→ About this exercise:
Every entry, exactly as given, must be retyped.

Excerpts from an interface dataset
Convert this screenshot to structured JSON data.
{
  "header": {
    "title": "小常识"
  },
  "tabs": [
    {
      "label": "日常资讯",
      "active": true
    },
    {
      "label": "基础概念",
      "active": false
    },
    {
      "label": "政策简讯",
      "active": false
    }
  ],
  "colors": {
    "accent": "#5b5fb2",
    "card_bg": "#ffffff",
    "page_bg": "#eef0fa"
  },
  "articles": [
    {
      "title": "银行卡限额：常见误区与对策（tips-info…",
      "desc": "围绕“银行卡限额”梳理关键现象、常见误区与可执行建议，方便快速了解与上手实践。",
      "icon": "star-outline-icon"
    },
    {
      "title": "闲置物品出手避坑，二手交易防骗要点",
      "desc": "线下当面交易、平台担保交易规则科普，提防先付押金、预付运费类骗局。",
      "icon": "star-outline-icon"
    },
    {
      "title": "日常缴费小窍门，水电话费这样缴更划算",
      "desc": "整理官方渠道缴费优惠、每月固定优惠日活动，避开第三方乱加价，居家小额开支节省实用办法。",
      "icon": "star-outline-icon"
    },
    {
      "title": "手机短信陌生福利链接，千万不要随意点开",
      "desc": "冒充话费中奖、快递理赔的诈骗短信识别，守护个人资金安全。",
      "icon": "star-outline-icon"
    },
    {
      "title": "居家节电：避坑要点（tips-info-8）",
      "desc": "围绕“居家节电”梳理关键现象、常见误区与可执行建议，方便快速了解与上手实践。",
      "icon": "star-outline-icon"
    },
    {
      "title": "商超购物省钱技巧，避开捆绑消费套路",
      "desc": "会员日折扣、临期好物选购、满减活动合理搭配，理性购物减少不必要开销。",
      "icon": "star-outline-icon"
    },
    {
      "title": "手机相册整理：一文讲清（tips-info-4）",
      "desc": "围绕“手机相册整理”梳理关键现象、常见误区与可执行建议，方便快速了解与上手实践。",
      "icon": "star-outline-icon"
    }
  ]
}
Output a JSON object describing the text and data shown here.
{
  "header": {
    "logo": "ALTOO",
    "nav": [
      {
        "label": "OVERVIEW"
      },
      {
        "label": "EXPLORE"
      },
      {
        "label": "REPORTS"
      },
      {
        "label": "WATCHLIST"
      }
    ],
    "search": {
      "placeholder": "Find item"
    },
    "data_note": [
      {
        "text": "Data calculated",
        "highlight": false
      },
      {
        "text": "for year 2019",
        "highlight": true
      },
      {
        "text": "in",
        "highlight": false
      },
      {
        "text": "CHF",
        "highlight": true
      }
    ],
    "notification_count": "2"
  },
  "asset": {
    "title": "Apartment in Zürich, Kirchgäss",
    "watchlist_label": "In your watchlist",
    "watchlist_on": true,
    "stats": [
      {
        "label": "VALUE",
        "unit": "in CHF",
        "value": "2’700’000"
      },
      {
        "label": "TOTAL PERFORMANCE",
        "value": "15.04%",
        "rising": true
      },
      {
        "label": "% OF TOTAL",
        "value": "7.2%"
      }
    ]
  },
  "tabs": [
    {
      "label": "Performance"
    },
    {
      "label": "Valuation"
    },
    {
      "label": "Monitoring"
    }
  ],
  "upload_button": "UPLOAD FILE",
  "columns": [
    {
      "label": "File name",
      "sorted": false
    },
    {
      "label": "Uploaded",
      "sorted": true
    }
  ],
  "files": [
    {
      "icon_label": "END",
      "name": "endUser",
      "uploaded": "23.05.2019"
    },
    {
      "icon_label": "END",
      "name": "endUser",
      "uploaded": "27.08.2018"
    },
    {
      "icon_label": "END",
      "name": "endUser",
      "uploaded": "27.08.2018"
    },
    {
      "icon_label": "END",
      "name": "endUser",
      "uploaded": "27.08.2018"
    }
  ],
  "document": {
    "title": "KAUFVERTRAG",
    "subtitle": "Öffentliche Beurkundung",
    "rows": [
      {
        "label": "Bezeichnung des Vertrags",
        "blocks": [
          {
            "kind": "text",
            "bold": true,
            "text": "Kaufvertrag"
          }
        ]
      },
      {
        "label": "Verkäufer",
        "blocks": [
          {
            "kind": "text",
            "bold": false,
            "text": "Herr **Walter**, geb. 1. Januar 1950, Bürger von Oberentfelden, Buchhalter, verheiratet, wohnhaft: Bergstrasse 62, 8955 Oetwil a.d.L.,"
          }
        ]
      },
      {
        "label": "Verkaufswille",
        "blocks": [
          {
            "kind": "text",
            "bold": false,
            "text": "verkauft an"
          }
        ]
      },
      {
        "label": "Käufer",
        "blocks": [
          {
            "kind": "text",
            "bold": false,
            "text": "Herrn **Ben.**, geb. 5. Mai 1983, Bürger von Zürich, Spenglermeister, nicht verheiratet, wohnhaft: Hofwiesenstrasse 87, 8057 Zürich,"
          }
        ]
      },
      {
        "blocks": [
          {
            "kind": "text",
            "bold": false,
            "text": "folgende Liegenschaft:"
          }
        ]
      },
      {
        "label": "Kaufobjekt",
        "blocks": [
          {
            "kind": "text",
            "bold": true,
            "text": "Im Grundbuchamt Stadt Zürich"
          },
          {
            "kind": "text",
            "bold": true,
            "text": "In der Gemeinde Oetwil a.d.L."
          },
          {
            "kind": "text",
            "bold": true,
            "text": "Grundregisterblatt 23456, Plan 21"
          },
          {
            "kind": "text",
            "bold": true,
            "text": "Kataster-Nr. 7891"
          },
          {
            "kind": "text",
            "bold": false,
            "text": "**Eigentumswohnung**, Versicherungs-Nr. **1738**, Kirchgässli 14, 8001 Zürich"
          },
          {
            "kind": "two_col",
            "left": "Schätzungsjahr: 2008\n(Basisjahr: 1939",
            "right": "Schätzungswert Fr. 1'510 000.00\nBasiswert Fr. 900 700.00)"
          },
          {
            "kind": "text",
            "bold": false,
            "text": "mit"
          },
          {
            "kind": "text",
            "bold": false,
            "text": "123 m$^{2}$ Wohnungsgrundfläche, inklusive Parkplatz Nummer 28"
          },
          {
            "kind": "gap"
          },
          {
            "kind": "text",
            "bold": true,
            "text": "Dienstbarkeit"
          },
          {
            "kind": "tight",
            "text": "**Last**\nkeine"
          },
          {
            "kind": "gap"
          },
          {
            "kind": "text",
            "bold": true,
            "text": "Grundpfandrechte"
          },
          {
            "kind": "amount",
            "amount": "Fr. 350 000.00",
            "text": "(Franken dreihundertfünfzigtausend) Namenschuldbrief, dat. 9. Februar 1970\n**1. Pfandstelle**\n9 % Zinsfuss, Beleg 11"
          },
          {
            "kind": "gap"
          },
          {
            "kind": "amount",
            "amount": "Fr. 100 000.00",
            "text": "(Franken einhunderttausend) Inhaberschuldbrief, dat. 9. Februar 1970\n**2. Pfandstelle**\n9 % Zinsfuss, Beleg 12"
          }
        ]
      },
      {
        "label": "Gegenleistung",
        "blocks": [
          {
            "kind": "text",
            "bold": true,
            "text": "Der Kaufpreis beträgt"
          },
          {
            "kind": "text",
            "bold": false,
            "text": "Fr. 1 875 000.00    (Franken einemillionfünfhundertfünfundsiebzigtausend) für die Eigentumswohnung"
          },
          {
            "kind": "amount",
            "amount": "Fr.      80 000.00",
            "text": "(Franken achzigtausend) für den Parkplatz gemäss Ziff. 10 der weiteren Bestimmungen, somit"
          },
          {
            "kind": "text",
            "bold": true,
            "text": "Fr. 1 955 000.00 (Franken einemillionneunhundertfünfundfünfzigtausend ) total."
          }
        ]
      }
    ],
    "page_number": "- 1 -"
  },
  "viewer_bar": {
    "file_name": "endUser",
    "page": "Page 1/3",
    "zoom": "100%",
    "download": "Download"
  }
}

→ Solution for this problem:
Convert this screenshot to structured JSON data.
{
  "header": {
    "title": "小常识"
  },
  "tabs": [
    {
      "label": "日常资讯",
      "active": true
    },
    {
      "label": "基础概念",
      "active": false
    },
    {
      "label": "政策简讯",
      "active": false
    }
  ],
  "colors": {
    "accent": "#5b5fb2",
    "card_bg": "#ffffff",
    "page_bg": "#eef0fa"
  },
  "articles": [
    {
      "title": "银行卡限额：常见误区与对策（tips-info…",
      "desc": "围绕“银行卡限额”梳理关键现象、常见误区与可执行建议，方便快速了解与上手实践。",
      "icon": "star-outline-icon"
    },
    {
      "title": "闲置物品出手避坑，二手交易防骗要点",
      "desc": "线下当面交易、平台担保交易规则科普，提防先付押金、预付运费类骗局。",
      "icon": "star-outline-icon"
    },
    {
      "title": "日常缴费小窍门，水电话费这样缴更划算",
      "desc": "整理官方渠道缴费优惠、每月固定优惠日活动，避开第三方乱加价，居家小额开支节省实用办法。",
      "icon": "star-outline-icon"
    },
    {
      "title": "手机短信陌生福利链接，千万不要随意点开",
      "desc": "冒充话费中奖、快递理赔的诈骗短信识别，守护个人资金安全。",
      "icon": "star-outline-icon"
    },
    {
      "title": "居家节电：避坑要点（tips-info-8）",
      "desc": "围绕“居家节电”梳理关键现象、常见误区与可执行建议，方便快速了解与上手实践。",
      "icon": "star-outline-icon"
    },
    {
      "title": "商超购物省钱技巧，避开捆绑消费套路",
      "desc": "会员日折扣、临期好物选购、满减活动合理搭配，理性购物减少不必要开销。",
      "icon": "star-outline-icon"
    },
    {
      "title": "手机相册整理：一文讲清（tips-info-4）",
      "desc": "围绕“手机相册整理”梳理关键现象、常见误区与可执行建议，方便快速了解与上手实践。",
      "icon": "star-outline-icon"
    }
  ]
}
Output a JSON object describing the text and data shown here.
{
  "header": {
    "logo": "ALTOO",
    "nav": [
      {
        "label": "OVERVIEW"
      },
      {
        "label": "EXPLORE"
      },
      {
        "label": "REPORTS"
      },
      {
        "label": "WATCHLIST"
      }
    ],
    "search": {
      "placeholder": "Find item"
    },
    "data_note": [
      {
        "text": "Data calculated",
        "highlight": false
      },
      {
        "text": "for year 2019",
        "highlight": true
      },
      {
        "text": "in",
        "highlight": false
      },
      {
        "text": "CHF",
        "highlight": true
      }
    ],
    "notification_count": "2"
  },
  "asset": {
    "title": "Apartment in Zürich, Kirchgäss",
    "watchlist_label": "In your watchlist",
    "watchlist_on": true,
    "stats": [
      {
        "label": "VALUE",
        "unit": "in CHF",
        "value": "2’700’000"
      },
      {
        "label": "TOTAL PERFORMANCE",
        "value": "15.04%",
        "rising": true
      },
      {
        "label": "% OF TOTAL",
        "value": "7.2%"
      }
    ]
  },
  "tabs": [
    {
      "label": "Performance"
    },
    {
      "label": "Valuation"
    },
    {
      "label": "Monitoring"
    }
  ],
  "upload_button": "UPLOAD FILE",
  "columns": [
    {
      "label": "File name",
      "sorted": false
    },
    {
      "label": "Uploaded",
      "sorted": true
    }
  ],
  "files": [
    {
      "icon_label": "END",
      "name": "endUser",
      "uploaded": "23.05.2019"
    },
    {
      "icon_label": "END",
      "name": "endUser",
      "uploaded": "27.08.2018"
    },
    {
      "icon_label": "END",
      "name": "endUser",
      "uploaded": "27.08.2018"
    },
    {
      "icon_label": "END",
      "name": "endUser",
      "uploaded": "27.08.2018"
    }
  ],
  "document": {
    "title": "KAUFVERTRAG",
    "subtitle": "Öffentliche Beurkundung",
    "rows": [
      {
        "label": "Bezeichnung des Vertrags",
        "blocks": [
          {
            "kind": "text",
            "bold": true,
            "text": "Kaufvertrag"
          }
        ]
      },
      {
        "label": "Verkäufer",
        "blocks": [
          {
            "kind": "text",
            "bold": false,
            "text": "Herr **Walter**, geb. 1. Januar 1950, Bürger von Oberentfelden, Buchhalter, verheiratet, wohnhaft: Bergstrasse 62, 8955 Oetwil a.d.L.,"
          }
        ]
      },
      {
        "label": "Verkaufswille",
        "blocks": [
          {
            "kind": "text",
            "bold": false,
            "text": "verkauft an"
          }
        ]
      },
      {
        "label": "Käufer",
        "blocks": [
          {
            "kind": "text",
            "bold": false,
            "text": "Herrn **Ben.**, geb. 5. Mai 1983, Bürger von Zürich, Spenglermeister, nicht verheiratet, wohnhaft: Hofwiesenstrasse 87, 8057 Zürich,"
          }
        ]
      },
      {
        "blocks": [
          {
            "kind": "text",
            "bold": false,
            "text": "folgende Liegenschaft:"
          }
        ]
      },
      {
        "label": "Kaufobjekt",
        "blocks": [
          {
            "kind": "text",
            "bold": true,
            "text": "Im Grundbuchamt Stadt Zürich"
          },
          {
            "kind": "text",
            "bold": true,
            "text": "In der Gemeinde Oetwil a.d.L."
          },
          {
            "kind": "text",
            "bold": true,
            "text": "Grundregisterblatt 23456, Plan 21"
          },
          {
            "kind": "text",
            "bold": true,
            "text": "Kataster-Nr. 7891"
          },
          {
            "kind": "text",
            "bold": false,
            "text": "**Eigentumswohnung**, Versicherungs-Nr. **1738**, Kirchgässli 14, 8001 Zürich"
          },
          {
            "kind": "two_col",
            "left": "Schätzungsjahr: 2008\n(Basisjahr: 1939",
            "right": "Schätzungswert Fr. 1'510 000.00\nBasiswert Fr. 900 700.00)"
          },
          {
            "kind": "text",
            "bold": false,
            "text": "mit"
          },
          {
            "kind": "text",
            "bold": false,
            "text": "123 m$^{2}$ Wohnungsgrundfläche, inklusive Parkplatz Nummer 28"
          },
          {
            "kind": "gap"
          },
          {
            "kind": "text",
            "bold": true,
            "text": "Dienstbarkeit"
          },
          {
            "kind": "tight",
            "text": "**Last**\nkeine"
          },
          {
            "kind": "gap"
          },
          {
            "kind": "text",
            "bold": true,
            "text": "Grundpfandrechte"
          },
          {
            "kind": "amount",
            "amount": "Fr. 350 000.00",
            "text": "(Franken dreihundertfünfzigtausend) Namenschuldbrief, dat. 9. Februar 1970\n**1. Pfandstelle**\n9 % Zinsfuss, Beleg 11"
          },
          {
            "kind": "gap"
          },
          {
            "kind": "amount",
            "amount": "Fr. 100 000.00",
            "text": "(Franken einhunderttausend) Inhaberschuldbrief, dat. 9. Februar 1970\n**2. Pfandstelle**\n9 % Zinsfuss, Beleg 12"
          }
        ]
      },
      {
        "label": "Gegenleistung",
        "blocks": [
          {
            "kind": "text",
            "bold": true,
            "text": "Der Kaufpreis beträgt"
          },
          {
            "kind": "text",
            "bold": false,
            "text": "Fr. 1 875 000.00    (Franken einemillionfünfhundertfünfundsiebzigtausend) für die Eigentumswohnung"
          },
          {
            "kind": "amount",
            "amount": "Fr.      80 000.00",
            "text": "(Franken achzigtausend) für den Parkplatz gemäss Ziff. 10 der weiteren Bestimmungen, somit"
          },
          {
            "kind": "text",
            "bold": true,
            "text": "Fr. 1 955 000.00 (Franken einemillionneunhundertfünfundfünfzigtausend ) total."
          }
        ]
      }
    ],
    "page_number": "- 1 -"
  },
  "viewer_bar": {
    "file_name": "endUser",
    "page": "Page 1/3",
    "zoom": "100%",
    "download": "Download"
  }
}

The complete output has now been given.